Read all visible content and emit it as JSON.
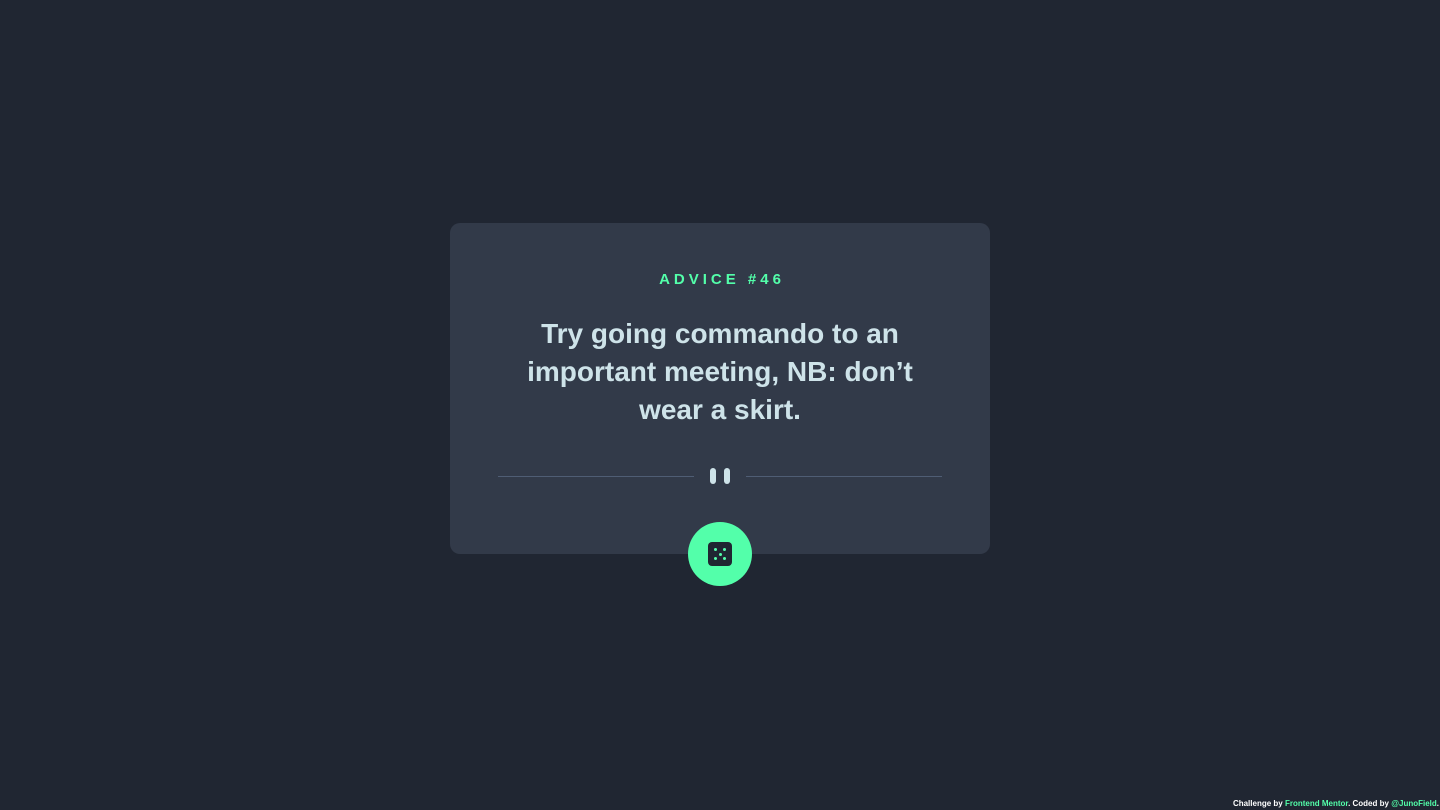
{
  "card": {
    "advice_label": "ADVICE #46",
    "quote": "Try going commando to an important meeting, NB: don’t wear a skirt."
  },
  "icons": {
    "divider": "pause-icon",
    "button": "dice-icon"
  },
  "colors": {
    "background": "#202632",
    "card": "#323a49",
    "accent": "#53ffaa",
    "text": "#cee3e9",
    "divider": "#4f5d74"
  },
  "attribution": {
    "prefix": "Challenge by ",
    "frontend_mentor": "Frontend Mentor",
    "middle": ". Coded by ",
    "author": "@JunoField",
    "suffix": "."
  }
}
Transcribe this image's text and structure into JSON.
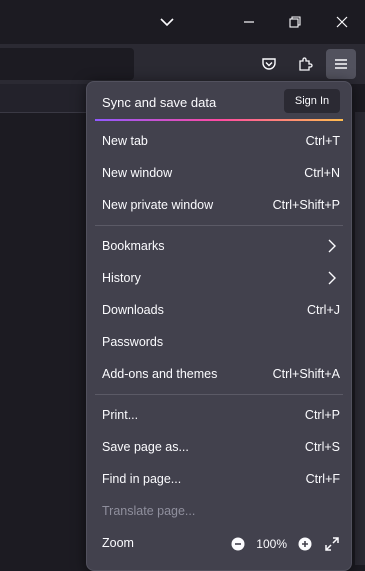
{
  "menu": {
    "sync_label": "Sync and save data",
    "signin_label": "Sign In",
    "items": [
      {
        "label": "New tab",
        "shortcut": "Ctrl+T"
      },
      {
        "label": "New window",
        "shortcut": "Ctrl+N"
      },
      {
        "label": "New private window",
        "shortcut": "Ctrl+Shift+P"
      },
      {
        "label": "Bookmarks",
        "shortcut": ""
      },
      {
        "label": "History",
        "shortcut": ""
      },
      {
        "label": "Downloads",
        "shortcut": "Ctrl+J"
      },
      {
        "label": "Passwords",
        "shortcut": ""
      },
      {
        "label": "Add-ons and themes",
        "shortcut": "Ctrl+Shift+A"
      },
      {
        "label": "Print...",
        "shortcut": "Ctrl+P"
      },
      {
        "label": "Save page as...",
        "shortcut": "Ctrl+S"
      },
      {
        "label": "Find in page...",
        "shortcut": "Ctrl+F"
      },
      {
        "label": "Translate page...",
        "shortcut": ""
      },
      {
        "label": "Zoom",
        "shortcut": ""
      }
    ],
    "zoom_value": "100%"
  },
  "colors": {
    "menu_bg": "#42414d",
    "chrome_bg": "#1c1b22",
    "accent_gradient": [
      "#9059ff",
      "#ff4aa2",
      "#ffbd4f"
    ]
  },
  "icons": {
    "titlebar": [
      "tabs-list-chevron-icon",
      "minimize-icon",
      "restore-icon",
      "close-icon"
    ],
    "toolbar": [
      "pocket-icon",
      "extensions-icon",
      "hamburger-menu-icon"
    ]
  }
}
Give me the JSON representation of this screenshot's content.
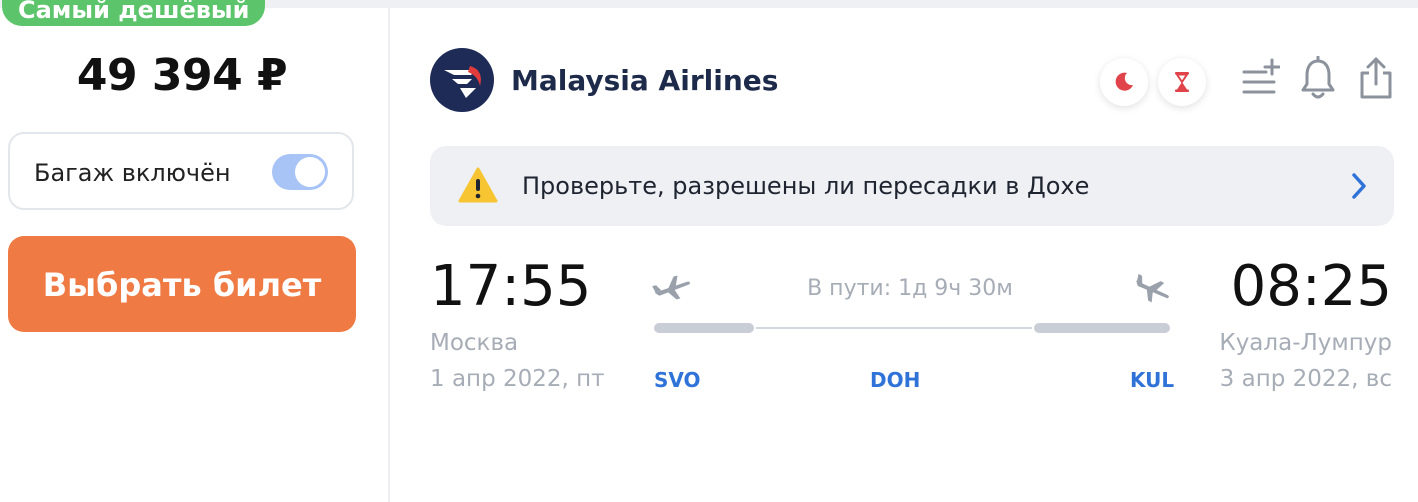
{
  "offer": {
    "badge": "Самый дешёвый",
    "price": "49 394 ₽",
    "baggage_label": "Багаж включён",
    "baggage_included": true,
    "select_button": "Выбрать билет"
  },
  "flight": {
    "airline": "Malaysia Airlines",
    "warning": "Проверьте, разрешены ли пересадки в Дохе",
    "departure": {
      "time": "17:55",
      "city": "Москва",
      "date": "1 апр 2022, пт",
      "code": "SVO"
    },
    "arrival": {
      "time": "08:25",
      "city": "Куала-Лумпур",
      "date": "3 апр 2022, вс",
      "code": "KUL"
    },
    "stop_code": "DOH",
    "duration": "В пути: 1д 9ч 30м"
  },
  "icons": {
    "night": "moon-icon",
    "long_layover": "hourglass-icon",
    "add_to_list": "add-list-icon",
    "subscribe": "bell-icon",
    "share": "share-icon",
    "warning": "warning-icon",
    "more": "chevron-right-icon"
  },
  "colors": {
    "badge": "#5cc46a",
    "primary_button": "#ef7a43",
    "toggle_on": "#a8c3f5",
    "airport_code": "#2f73d8",
    "icon_red": "#e0434a",
    "warning_bg": "#eef0f4"
  }
}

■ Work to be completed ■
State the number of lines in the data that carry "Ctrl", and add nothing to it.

■ Exercise output ■
8